- [WORK TASK]:
Would you copy every line of the listing below that includes the word "halo"?
%%
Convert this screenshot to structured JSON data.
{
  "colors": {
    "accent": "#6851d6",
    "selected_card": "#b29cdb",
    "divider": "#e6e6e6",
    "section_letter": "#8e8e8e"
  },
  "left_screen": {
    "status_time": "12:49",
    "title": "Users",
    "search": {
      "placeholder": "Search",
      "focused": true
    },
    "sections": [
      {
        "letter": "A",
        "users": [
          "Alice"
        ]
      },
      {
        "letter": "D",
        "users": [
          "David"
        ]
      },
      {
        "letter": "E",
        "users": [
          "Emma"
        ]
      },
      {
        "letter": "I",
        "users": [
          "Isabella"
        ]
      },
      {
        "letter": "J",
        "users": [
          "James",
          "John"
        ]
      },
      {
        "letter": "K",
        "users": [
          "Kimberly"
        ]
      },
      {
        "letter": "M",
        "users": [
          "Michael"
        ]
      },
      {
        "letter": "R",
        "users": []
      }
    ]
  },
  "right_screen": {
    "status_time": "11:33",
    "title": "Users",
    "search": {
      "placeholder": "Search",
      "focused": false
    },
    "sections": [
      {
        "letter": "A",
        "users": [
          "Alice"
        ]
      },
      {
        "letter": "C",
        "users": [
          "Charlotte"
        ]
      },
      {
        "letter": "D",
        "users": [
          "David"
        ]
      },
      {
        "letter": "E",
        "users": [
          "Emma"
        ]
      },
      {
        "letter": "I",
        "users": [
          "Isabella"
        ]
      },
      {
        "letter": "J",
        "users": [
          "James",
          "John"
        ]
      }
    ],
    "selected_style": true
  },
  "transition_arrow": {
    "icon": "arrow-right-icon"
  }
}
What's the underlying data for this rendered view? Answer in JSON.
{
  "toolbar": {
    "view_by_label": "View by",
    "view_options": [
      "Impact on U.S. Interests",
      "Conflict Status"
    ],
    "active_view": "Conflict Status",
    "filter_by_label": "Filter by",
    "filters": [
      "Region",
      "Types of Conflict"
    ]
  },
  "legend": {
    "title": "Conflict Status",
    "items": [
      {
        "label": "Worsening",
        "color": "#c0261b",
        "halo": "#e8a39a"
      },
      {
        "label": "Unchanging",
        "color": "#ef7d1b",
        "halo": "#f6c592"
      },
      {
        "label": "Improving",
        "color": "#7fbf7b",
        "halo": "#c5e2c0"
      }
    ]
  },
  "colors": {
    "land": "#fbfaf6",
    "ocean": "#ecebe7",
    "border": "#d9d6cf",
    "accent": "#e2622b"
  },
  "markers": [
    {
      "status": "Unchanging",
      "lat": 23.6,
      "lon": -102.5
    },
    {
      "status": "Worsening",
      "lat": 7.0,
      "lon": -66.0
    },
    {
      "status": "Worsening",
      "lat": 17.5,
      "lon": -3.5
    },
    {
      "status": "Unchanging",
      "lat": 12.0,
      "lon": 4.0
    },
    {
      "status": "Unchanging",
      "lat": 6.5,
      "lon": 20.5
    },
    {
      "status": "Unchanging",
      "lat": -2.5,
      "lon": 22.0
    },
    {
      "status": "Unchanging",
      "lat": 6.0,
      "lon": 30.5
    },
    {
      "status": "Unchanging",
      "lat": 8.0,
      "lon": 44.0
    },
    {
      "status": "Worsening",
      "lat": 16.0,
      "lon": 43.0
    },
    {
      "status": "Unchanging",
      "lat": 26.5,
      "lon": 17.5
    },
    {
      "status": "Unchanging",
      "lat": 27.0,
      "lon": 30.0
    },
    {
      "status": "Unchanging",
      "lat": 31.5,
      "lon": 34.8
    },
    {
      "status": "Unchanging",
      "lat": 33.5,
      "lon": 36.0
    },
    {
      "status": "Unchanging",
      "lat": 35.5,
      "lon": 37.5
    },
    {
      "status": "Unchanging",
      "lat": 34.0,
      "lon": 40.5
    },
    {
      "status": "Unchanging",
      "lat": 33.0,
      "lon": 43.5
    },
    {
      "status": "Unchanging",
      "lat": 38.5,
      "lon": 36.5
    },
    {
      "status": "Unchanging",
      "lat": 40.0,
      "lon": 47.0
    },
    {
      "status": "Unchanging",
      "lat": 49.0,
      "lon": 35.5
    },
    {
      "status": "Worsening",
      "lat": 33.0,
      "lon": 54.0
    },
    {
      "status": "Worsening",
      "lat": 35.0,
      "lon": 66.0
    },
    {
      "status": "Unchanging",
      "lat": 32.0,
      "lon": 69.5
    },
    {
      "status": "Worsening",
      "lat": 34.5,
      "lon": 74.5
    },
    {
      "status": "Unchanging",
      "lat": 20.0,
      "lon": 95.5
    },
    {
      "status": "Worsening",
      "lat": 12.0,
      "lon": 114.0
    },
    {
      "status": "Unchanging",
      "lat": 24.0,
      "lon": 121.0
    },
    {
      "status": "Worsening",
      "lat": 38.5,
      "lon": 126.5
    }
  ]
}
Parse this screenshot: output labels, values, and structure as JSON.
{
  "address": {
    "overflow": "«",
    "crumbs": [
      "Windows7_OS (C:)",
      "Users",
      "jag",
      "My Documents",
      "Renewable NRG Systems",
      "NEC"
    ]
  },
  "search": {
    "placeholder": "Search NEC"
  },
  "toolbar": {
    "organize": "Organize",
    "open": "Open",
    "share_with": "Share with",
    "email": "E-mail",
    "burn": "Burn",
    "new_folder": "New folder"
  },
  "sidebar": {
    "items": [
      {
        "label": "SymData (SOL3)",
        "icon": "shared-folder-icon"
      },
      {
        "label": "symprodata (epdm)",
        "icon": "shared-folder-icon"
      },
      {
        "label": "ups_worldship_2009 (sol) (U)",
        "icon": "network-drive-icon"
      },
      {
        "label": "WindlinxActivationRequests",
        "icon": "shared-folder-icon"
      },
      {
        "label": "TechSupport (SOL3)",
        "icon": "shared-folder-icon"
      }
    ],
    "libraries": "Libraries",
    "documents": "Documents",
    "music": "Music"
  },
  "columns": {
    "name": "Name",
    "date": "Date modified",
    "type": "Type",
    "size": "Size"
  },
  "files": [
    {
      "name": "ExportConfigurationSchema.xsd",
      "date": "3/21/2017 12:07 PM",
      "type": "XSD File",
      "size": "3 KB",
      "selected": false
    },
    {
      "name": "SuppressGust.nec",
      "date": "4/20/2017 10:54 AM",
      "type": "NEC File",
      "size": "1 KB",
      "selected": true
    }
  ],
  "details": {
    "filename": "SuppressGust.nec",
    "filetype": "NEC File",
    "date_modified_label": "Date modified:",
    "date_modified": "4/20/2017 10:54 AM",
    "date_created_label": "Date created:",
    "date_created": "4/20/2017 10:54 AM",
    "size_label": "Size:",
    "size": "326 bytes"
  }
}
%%
- [EXPECTED OUTPUT]:
        "halo": "#e8a39a"
        "halo": "#f6c592"
        "halo": "#c5e2c0"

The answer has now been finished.